ROBERT PAPE: And what’s important is not that we’re just seeing the rise of online chatter in the last few years. Remember, we studied that with ISIS as well. What we’re seeing now is the rise of determined threats by individuals. The man in Utah made threats online in March, was visited by law enforcement, and then did it again, this time brandished a gun.


ROBERT PAPE: Now, that’s a determined threat.

If we look at the man who was arrested in front of Obama’s home just the month before that, he was at January 6th breaking into the Capitol.


ROBERT PAPE: Then he surveilled the area the day before in a 17-minute video. Then he comes back with guns and bombs.

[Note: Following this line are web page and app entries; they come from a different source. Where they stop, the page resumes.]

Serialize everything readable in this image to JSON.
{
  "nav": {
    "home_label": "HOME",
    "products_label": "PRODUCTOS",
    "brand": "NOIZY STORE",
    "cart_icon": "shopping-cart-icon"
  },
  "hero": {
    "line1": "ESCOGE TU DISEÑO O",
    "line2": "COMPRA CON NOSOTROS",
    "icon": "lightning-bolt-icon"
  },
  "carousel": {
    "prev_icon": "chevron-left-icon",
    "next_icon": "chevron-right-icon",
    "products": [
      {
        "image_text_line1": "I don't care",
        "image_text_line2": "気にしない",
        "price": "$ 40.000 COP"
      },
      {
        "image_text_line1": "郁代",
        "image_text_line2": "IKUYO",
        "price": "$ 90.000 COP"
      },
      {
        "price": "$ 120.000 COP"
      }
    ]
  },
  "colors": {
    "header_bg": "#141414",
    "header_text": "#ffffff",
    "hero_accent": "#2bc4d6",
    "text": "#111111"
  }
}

Brett Kavanaugh attacker before that. The Pelosi attacker before that. These are determined — what we’re seeing is determined individuals, not simply online chatter. And our surveys, this tracker of dangers to democracy, helped to give and inform the situational awareness and how it’s changing in our country.

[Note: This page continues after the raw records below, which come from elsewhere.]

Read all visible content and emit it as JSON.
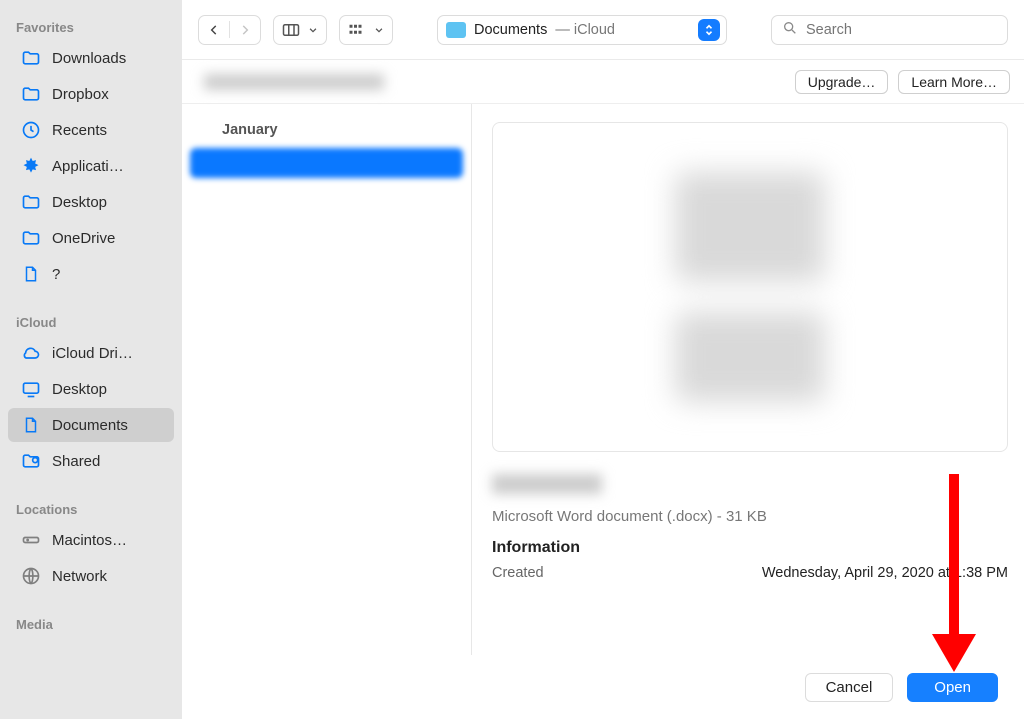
{
  "sidebar": {
    "sections": [
      {
        "title": "Favorites",
        "items": [
          {
            "label": "Downloads",
            "icon": "folder-icon"
          },
          {
            "label": "Dropbox",
            "icon": "folder-icon"
          },
          {
            "label": "Recents",
            "icon": "clock-icon"
          },
          {
            "label": "Applicati…",
            "icon": "apps-icon"
          },
          {
            "label": "Desktop",
            "icon": "folder-icon"
          },
          {
            "label": "OneDrive",
            "icon": "folder-icon"
          },
          {
            "label": "?",
            "icon": "document-icon"
          }
        ]
      },
      {
        "title": "iCloud",
        "items": [
          {
            "label": "iCloud Dri…",
            "icon": "cloud-icon"
          },
          {
            "label": "Desktop",
            "icon": "desktop-icon"
          },
          {
            "label": "Documents",
            "icon": "document-icon",
            "selected": true
          },
          {
            "label": "Shared",
            "icon": "shared-icon"
          }
        ]
      },
      {
        "title": "Locations",
        "items": [
          {
            "label": "Macintos…",
            "icon": "disk-icon",
            "muted": true
          },
          {
            "label": "Network",
            "icon": "globe-icon",
            "muted": true
          }
        ]
      },
      {
        "title": "Media",
        "items": []
      }
    ]
  },
  "toolbar": {
    "location_name": "Documents",
    "location_sub": " — iCloud",
    "search_placeholder": "Search"
  },
  "banner": {
    "title_placeholder": "",
    "upgrade_label": "Upgrade…",
    "learn_more_label": "Learn More…"
  },
  "file_list": {
    "date_heading": "January"
  },
  "preview": {
    "type_line": "Microsoft Word document (.docx) - 31 KB",
    "info_heading": "Information",
    "created_label": "Created",
    "created_value": "Wednesday, April 29, 2020 at 1:38 PM"
  },
  "footer": {
    "cancel_label": "Cancel",
    "open_label": "Open"
  }
}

MARGARET BRENNAN: With the – the – the older man in Utah, this was online threat posting. But there are individuals around him who have said he wasn’t necessarily a threat. So, there’s some probing of whether the – the political rhetoric matches actual intent.

ROBERT PAPE: And that will be the –

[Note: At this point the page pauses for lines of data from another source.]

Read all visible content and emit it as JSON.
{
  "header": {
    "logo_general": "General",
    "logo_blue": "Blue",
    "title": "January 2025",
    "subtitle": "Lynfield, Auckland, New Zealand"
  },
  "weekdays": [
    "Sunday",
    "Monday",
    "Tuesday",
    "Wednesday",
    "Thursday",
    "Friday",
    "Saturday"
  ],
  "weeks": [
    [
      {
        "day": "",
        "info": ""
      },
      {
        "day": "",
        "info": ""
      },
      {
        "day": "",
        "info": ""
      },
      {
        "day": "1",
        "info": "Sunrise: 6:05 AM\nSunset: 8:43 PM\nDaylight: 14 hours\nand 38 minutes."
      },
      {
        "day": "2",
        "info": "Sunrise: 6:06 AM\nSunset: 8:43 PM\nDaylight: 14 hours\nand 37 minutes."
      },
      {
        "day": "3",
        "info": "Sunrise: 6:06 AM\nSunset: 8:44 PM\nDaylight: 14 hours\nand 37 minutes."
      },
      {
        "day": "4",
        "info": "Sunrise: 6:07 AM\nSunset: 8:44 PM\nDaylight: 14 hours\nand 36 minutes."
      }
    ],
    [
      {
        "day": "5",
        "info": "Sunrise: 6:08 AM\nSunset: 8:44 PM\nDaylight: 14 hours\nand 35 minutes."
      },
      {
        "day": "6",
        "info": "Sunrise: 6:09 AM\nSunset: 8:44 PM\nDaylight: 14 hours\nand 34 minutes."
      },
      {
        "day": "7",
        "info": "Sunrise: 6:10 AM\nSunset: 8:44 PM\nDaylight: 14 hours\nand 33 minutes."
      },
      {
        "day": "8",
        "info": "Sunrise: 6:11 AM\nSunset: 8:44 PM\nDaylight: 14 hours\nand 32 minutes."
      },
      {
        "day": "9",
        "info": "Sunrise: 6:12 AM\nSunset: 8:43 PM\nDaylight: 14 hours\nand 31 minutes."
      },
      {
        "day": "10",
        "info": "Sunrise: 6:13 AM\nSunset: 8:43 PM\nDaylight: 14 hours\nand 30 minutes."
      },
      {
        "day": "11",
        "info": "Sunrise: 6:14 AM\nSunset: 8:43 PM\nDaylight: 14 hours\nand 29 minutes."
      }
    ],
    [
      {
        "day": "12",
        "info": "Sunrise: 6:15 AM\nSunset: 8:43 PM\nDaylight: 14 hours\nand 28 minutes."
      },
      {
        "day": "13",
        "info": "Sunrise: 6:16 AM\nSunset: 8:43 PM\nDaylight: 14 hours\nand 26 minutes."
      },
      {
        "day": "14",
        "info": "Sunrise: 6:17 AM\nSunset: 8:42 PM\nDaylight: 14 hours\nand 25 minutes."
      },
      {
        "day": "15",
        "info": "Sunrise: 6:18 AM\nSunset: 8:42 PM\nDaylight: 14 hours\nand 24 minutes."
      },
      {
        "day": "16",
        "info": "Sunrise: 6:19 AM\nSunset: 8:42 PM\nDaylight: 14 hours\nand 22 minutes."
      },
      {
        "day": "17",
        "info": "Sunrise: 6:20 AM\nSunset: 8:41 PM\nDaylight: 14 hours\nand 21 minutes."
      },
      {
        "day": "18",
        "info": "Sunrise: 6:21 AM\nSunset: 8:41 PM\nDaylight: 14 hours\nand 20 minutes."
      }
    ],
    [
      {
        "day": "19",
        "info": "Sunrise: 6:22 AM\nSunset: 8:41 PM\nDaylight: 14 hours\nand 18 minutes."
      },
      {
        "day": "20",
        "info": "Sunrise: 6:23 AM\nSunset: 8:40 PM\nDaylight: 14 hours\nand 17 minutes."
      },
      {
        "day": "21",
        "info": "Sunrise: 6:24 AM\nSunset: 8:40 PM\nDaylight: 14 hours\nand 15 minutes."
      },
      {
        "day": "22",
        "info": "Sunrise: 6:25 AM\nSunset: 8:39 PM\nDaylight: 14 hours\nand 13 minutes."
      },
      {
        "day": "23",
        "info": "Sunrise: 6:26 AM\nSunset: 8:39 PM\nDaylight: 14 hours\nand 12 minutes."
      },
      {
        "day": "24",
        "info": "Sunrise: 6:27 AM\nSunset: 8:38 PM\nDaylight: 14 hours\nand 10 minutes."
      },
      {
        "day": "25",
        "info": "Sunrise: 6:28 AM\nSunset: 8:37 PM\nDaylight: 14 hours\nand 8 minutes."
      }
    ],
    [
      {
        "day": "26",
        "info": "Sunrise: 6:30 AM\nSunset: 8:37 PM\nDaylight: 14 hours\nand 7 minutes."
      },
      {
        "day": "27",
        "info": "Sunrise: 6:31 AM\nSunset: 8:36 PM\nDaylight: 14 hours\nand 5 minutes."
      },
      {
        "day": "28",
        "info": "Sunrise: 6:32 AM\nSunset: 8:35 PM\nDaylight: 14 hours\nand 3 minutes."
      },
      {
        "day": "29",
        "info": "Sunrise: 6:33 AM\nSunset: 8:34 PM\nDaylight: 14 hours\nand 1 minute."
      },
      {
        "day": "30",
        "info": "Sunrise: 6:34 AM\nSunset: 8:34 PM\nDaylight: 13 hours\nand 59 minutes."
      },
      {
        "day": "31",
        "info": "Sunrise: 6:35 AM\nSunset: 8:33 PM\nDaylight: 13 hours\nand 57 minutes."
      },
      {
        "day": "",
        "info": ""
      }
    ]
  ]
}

MARGARET BRENNAN: How do you measure that?

ROBERT PAPE: That will be the case in every single instance of a specific individual. There is always psycho social circumstances. There’s always biographical constraints of being able to execute violence itself. Those will be often very and become unique to every single individual. It’s not the one individual case, Margaret, it’s this pattern that we’re seeing now going back now years of determined — normally the FBI comes — law enforcement knocks on your door and says, hey, we don’t like this threat to the president, maybe you should knock that off. That often just goes away. That’s not what happened in this case. What happened in this case is they ramped up. They got more aggressive as President Biden was about to come to Utah. So,, Biden is coming closer to him.


ROBERT PAPE: It is not at all weird that then — I mean, just think of what had happened if – if something had gone wrong –


ROBERT PAPE: And the law enforcement had not gone and knocked on this man’s door. We don’t want to wait until we actually have to react after an event. And, so — but this isn’t a lone wolf.


ROBERT PAPE: This is not a (INAUDIBLE) case. What we’re seeing is, case after case after case of this. And we should go back to January 6th –


ROBERT PAPE: Where the crowd is chanting, “hang Mike Pence.”


ROBERT PAPE: Building a gallows.


ROBERT PAPE: And not just sort of dismiss that as, well, is that just chatter.

MARGARET BRENNAN: Were not. And that’s why we’re going to continue following that. Thank you.

ROBERT PAPE: Thank you.

MARGARET BRENNAN: That’s it for this week. I’m Margaret Brennan.